Catch her if you can: Dillingham's Sadie Tuckwood
Already one of the region's fastest runners as an eighth grader, Tuckwood opted to forego this year's state meet, saving her four years of high school eligibility for high school.
The same weekend Kenai’s Allie Ostrander won an international title at the Mountain Running Championship, Dillingham eighth grader Sadie Tuckwood beat the whole field - middle and high school - at the local cross country invitational.
KDLG’s Hannah Colton caught up (or tried) with Bristol Bay’s 13-year-old runner-to-watch as she laced up after school Thursday.
*sounds of wind, gravel crunching*
Thursday afternoon I give Sadie a challenge well below her skill level -- a little more than a mile down Lil' Larry Road and back.
[ST] "It’s the hot dog run for the elementary schoolers – cause they get hot dogs before and after."
Sadie wears her lightweight neon Asics, shorts and a t-shirt in the 45-degree weather.
[HC] "Okay... On your mark, GO!"
Sadie's off so fast I almost forget to start the timer. She floats down the road, bright blonde ponytail swinging. She flies past a man walking down the street.
[Man] You timing how fast she can run a mile? Yeah, she’s a pretty fast girl.
[HC] "Yeah. You probably barely saw her as she went past, huh?"
'All I saw was a flash of light,' he says.
I wait for another few minutes -- the time it would take me to walk from the school to the post office. Then, Sadie's back. She rounds the bend, pink shirt down at the end of the road, arms pumping.
*footsteps, breathing hard*
[HC] "7:00 minutes exactly. Is that what you were expecting?"
[ST] "Yeah, somewhere around there, cause it’s like one point three, so…"
Sadie normally runs between a 6 and a 6-and-a-half-minute mile. The hotdog run is 1.3 miles, so her time of 7 minutes works out to about a 5-and-a-half-minute mile.
She didn’t even break a sweat.
Sadie says she doesn’t have any pre-race rituals – no lucky shoelaces. Just regular stretches and smart training.
[ST] "Like you're not supposed to land on your heel, land on the ball of your foot. Keep your arms straight, not swing them. When you're breathing, breathe in through nose, out through mouth, that can help reduce sideaches. Keep your stomach tight.... My mom read this book called Chi Running and I guess it told her all that stuff, so she told me to run like that. But after you practice like that for so long, it kinda just becomes natural habit."
The Tuckwoods grew up hiking and skiing. Sadie says her mom set an example of dedication to running long before she became her daughter's cross country coach.
[ST] "Well she runs in the morning before I even think of waking up!"
While her mom doesn’t impose those early morning workouts, Sadie says she does make sure her family eats healthy.
[ST] "Just like beets and stuff, cause that’s supposed to help endurance. Salad every night, lots of fish and moose.
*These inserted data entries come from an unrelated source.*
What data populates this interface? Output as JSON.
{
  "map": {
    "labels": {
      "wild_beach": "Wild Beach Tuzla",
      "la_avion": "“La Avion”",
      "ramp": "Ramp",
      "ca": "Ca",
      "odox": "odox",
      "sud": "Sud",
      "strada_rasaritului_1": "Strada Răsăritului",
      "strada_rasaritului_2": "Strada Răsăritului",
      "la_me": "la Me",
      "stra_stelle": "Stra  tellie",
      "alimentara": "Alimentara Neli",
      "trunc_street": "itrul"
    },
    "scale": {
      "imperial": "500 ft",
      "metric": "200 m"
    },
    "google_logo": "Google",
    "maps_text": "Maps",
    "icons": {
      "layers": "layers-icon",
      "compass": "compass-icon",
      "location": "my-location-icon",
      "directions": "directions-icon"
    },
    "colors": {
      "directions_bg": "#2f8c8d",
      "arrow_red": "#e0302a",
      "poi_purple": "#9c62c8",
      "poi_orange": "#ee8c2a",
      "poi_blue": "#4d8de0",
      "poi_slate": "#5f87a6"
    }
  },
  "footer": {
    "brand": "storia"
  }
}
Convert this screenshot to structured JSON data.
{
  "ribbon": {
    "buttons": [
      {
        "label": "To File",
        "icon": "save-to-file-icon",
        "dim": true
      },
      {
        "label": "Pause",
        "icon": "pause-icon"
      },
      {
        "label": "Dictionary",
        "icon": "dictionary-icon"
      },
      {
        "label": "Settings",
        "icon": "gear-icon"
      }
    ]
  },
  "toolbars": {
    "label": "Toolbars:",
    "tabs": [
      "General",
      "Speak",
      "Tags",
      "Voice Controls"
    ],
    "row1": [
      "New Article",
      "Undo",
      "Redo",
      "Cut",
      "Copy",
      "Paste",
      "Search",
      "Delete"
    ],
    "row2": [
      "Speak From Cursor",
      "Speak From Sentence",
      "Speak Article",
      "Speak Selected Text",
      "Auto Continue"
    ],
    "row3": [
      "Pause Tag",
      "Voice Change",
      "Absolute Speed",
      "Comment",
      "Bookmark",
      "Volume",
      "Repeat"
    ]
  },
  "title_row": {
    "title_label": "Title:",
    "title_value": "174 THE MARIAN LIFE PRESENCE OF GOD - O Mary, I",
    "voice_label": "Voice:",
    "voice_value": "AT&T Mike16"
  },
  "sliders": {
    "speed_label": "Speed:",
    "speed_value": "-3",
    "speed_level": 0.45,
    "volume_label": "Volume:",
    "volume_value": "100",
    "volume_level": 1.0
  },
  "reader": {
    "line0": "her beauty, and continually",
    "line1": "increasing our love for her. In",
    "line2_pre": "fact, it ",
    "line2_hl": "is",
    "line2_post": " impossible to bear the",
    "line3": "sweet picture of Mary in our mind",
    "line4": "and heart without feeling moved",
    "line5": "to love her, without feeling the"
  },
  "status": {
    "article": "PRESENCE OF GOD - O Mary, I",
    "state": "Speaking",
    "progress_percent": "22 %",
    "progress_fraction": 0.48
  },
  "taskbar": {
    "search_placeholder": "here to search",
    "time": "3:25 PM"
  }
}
The day before a race we have spaghetti, or noodles and fish."
At the Dillingham Invitational, Sadie’s last meet of the season, she finished a full four minutes ahead of the next girl in her age bracket, and ten seconds ahead of the fastest boy.
[HC] "So when you’re in a race, do you get that competitive feeling, like -- I wanna leave that person in the dust -- ?"
[ST] "Um… I do think that sometimes, but if I just run my regular, or if I push myself, it ends up like that usually."
Sadie says no one in her age group has really given her a run for her money since the Husky Hustle -- Delta Junction’s version of the hotdog run – back in elementary school.
[ST] "I had a super-bad sideache …I got fourth in that."
Then she remembers another rough race – a fun run at regionals last year.
[ST] "There was this one kid, I could see him the whole race, I was not far behind him… five seconds or something. But it was super windy, everybody was super cold. He was just pretty fast. He kinda kicked his legs to the side after he took a step and he swung his arms really bad… Everybody else said that too: Wow, that kid has really weird form! I was like, yeah, but he’s fast."
Sadie came in first for the girls that run, but not overall.
This weekend two of her older teammates – Katie Moore and Cole Dull – are heading to the state meet. Sadie, who’s posted times that would outstrip some state competition, says she wishes she was going, too. But for now she’s hanging onto her four years of high school eligibility.
[ST] "‘Cause if I’m gonna get faster, then it would make more sense to go my faster years. And, well, that’s what I hope. Some people say, they ask if I'm going in or not, and they'll ask why. And I’ll just tell them, because then I would have to take away a year of my high school… And I could be faster in those years, or I could get slower. It just depends."
With her whole high school career ahead of her, this swift athlete has high hopes.
Note: this story originally aired on KDLG's Bristol Bay and Beyond.